Exact terms are still confidential until September.
Volkswagen Group of America has come to an “agreement in principle” with its dealer body about reimbursing them over the diesel emissions scandal. Though the exact terms haven’t been announced, Volkswagen says it has agreed to “make cash payments” and give other benefits to dealers whose franchise values have been hurt by the scandal.
A group of Volkswagen dealers first filed suit against the automaker in April, and in July dealers told reporters that a senior executive had promised “fair restitution” for any lost sales or revenue. VW dealers were unable to sell certain TDI diesel models because they had an illegal “cheat” device intended to evade EPA emissions testing; negative publicity around the scandal may have also discouraged shoppers from buying other types of Volkswagen cars.
The agreement is still being finalized and exact details, if approved by the U.S. District Court for the Northern District of California, are expected be announced in September. VW says it is still determining, for instance, “how to apportion payments to dealers in the appropriate manner.”
“We believe this agreement in principle with Volkswagen dealers is a very important step in our commitment to making things right for all our stakeholders in the United States,” Hinrich J. Woebckn, chairmain of Volkswagen Group of America, said in a statement.

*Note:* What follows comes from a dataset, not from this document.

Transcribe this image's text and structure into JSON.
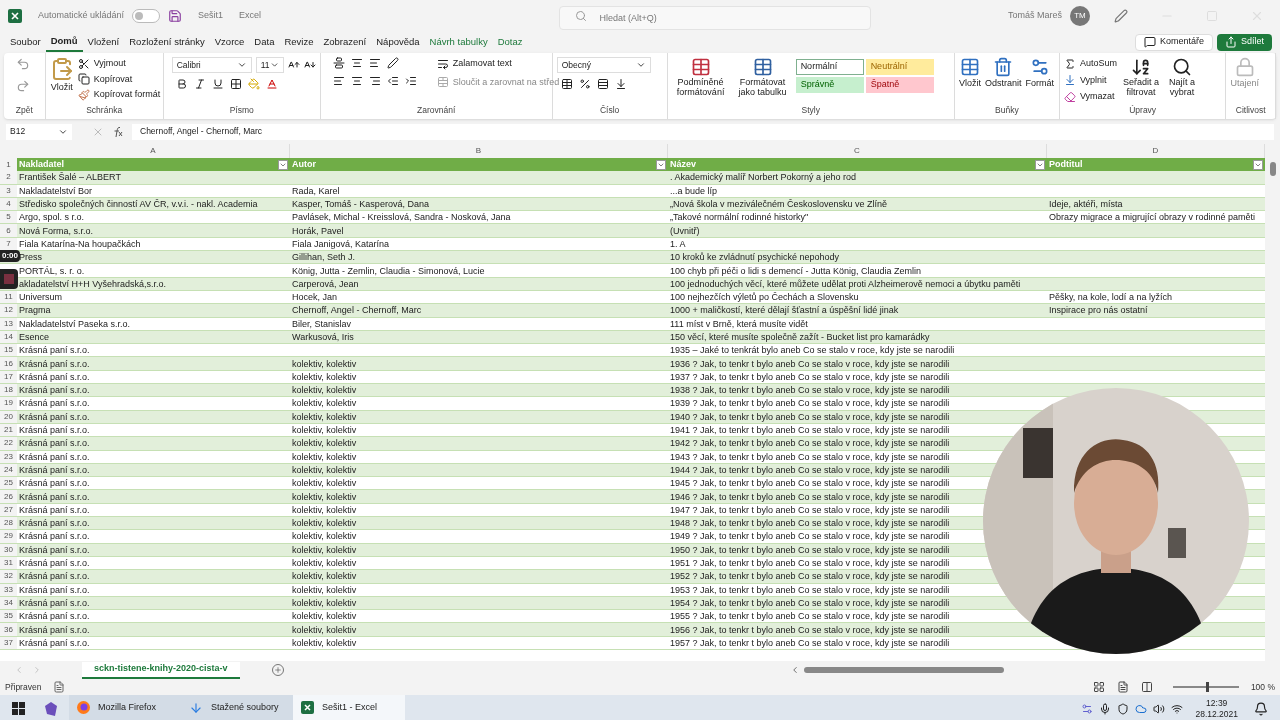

For owners of affected models with 2.0-liter turbodiesel engines, Volkswagen has already announced a plan to buy back cars and reimburse owners. Buying back the cars alone is expected to cost more than $10 billion, with a total of 475,000 Volkswagen and Audi models in the U.S. subject to the deal because their 2.0-liter TDI engines produce illegal amounts of nitrogen oxide (NOx) pollutants.